According to Mr. Reyes, Utah has the largest percentage of minors per capita in the nation. More than a quarter (27.6 percent) of the Beehive State’s population are eighteen or younger.

Like many other states, Utah in recent years saw a deterioration of mental health among its younger residents. In 2023, over three quarters (76.7 percent) of Utah’s middle- and high-school-aged children reported symptoms of depression, and almost one-third (32.3 percent) of students reported persistently feeling sad or hopeless.

According to the most recent analysis by Utah’s public health department, some 17.6 percent of all students reported seriously considering attempting suicide this year, while 19.8 percent of students reported episodes of purposeful self-harm, including cutting or burning themselves.

TikTok didn’t respond to a request for comments on the lawsuit.

Tuesday’s lawsuit comes as hundreds of public school districts across the nation have joined forces in suing TikTok, Snapchat, and Meta, the owner of Facebook and Instagram, over the role those social media platforms play in the “unprecedented mental health crisis” among teenagers.

Those suits have been consolidated in a federal district Court in Oakland, California, according to a report by The Wall Street Journal.

Social media platforms like Facebook and TikTok have been protected by the Section 230 of the Communications Decency Act, which generally shields websites from liability for content published by their users. Congress passed the law in 1996, after a New York court held a web service provider liable for offensive messages posted to a bulletin board it hosted.
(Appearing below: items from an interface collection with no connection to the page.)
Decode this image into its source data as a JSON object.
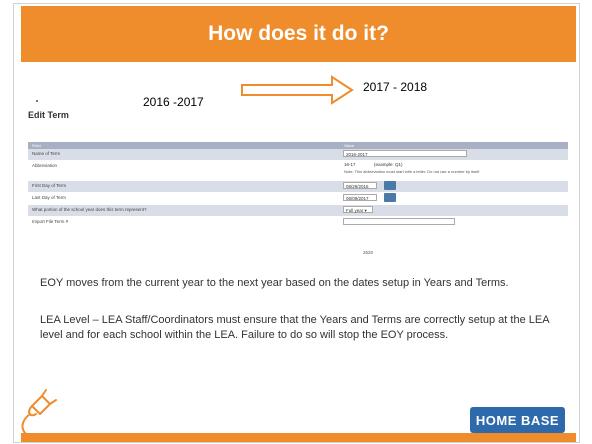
{
  "slide": {
    "title": "How does it do it?",
    "year_from": "2016 -2017",
    "year_to": "2017 - 2018"
  },
  "form": {
    "heading": "Edit Term",
    "columns": [
      "Field",
      "Value"
    ],
    "rows": [
      {
        "label": "Name of Term",
        "value": "2016-2017"
      },
      {
        "label": "Abbreviation",
        "value": "16-17",
        "hint": "(example: Q1)",
        "note": "Note: This abbreviation must start with a letter. Do not use a number by itself"
      },
      {
        "label": "First Day of Term",
        "value": "08/29/2016"
      },
      {
        "label": "Last Day of Term",
        "value": "06/09/2017"
      },
      {
        "label": "What portion of the school year does this term represent?",
        "value": "Full year"
      },
      {
        "label": "Import File Term #",
        "value": ""
      }
    ],
    "save_label": "2620"
  },
  "body": {
    "paragraph1": "EOY moves from the current year to the next year based on the dates setup in Years and Terms.",
    "paragraph2": "LEA Level – LEA Staff/Coordinators must ensure that the Years and Terms are correctly setup at the LEA level and for each school within the LEA. Failure to do so will stop the EOY process."
  },
  "logo": {
    "text": "HOME BASE"
  },
  "colors": {
    "accent": "#ef8c2c",
    "logo_bg": "#2e6aab",
    "grid_header": "#a8b1c3",
    "grid_odd": "#d8dde8"
  }
}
The schools, however, argued that Section 230 doesn’t apply here. The reasoning is that social media companies have created “an addictive product that pushes destructive content to youth—and that a product, unlike content, doesn’t enjoy Section 230 protections,” noted the Journal.